*Exercise material*

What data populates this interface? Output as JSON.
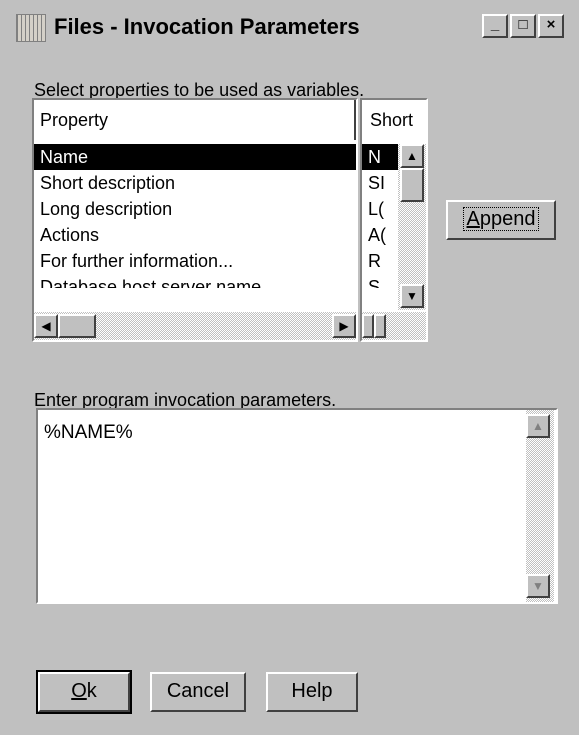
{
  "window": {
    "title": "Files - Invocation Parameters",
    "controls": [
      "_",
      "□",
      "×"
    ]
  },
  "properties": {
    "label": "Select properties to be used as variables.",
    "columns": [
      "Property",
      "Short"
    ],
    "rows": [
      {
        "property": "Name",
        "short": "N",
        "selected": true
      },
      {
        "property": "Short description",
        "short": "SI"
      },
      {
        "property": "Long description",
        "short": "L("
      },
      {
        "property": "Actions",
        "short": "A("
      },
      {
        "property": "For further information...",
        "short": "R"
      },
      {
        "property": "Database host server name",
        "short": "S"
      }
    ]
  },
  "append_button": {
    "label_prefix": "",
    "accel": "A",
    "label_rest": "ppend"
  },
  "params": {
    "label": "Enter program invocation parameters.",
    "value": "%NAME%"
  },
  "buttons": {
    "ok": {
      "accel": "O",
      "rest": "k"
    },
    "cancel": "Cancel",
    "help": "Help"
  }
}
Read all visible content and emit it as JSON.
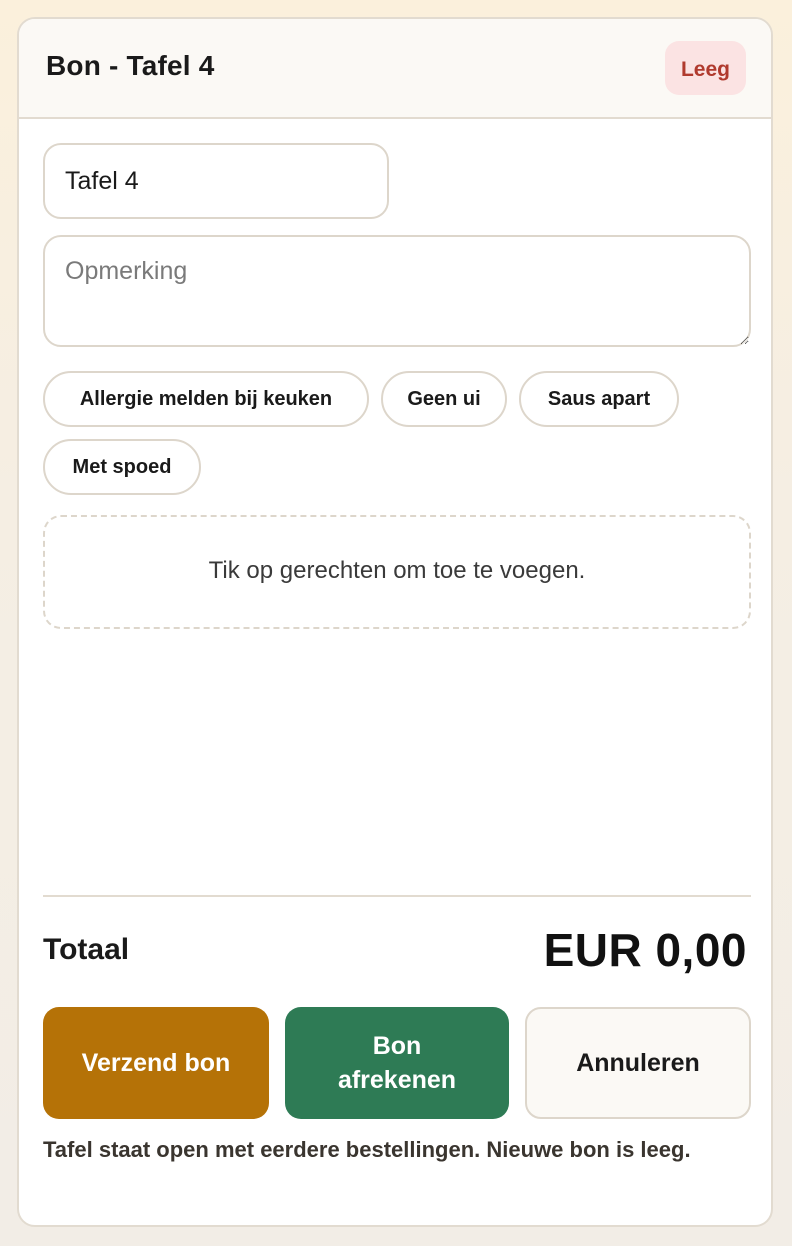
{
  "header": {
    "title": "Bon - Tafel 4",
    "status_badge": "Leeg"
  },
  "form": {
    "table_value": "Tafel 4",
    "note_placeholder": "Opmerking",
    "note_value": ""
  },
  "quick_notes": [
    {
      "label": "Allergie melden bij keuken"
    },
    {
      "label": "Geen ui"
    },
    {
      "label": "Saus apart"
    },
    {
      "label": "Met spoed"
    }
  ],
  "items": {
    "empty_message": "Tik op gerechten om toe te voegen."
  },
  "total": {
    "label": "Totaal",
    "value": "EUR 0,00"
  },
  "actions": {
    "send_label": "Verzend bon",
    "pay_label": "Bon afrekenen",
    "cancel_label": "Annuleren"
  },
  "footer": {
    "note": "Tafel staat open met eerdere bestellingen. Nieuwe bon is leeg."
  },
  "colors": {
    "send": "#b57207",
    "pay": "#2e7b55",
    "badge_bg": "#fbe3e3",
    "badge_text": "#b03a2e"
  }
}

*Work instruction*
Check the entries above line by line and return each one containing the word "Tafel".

*Answer to the exercise*
    "title": "Bon - Tafel 4",
    "table_value": "Tafel 4",
    "note": "Tafel staat open met eerdere bestellingen. Nieuwe bon is leeg."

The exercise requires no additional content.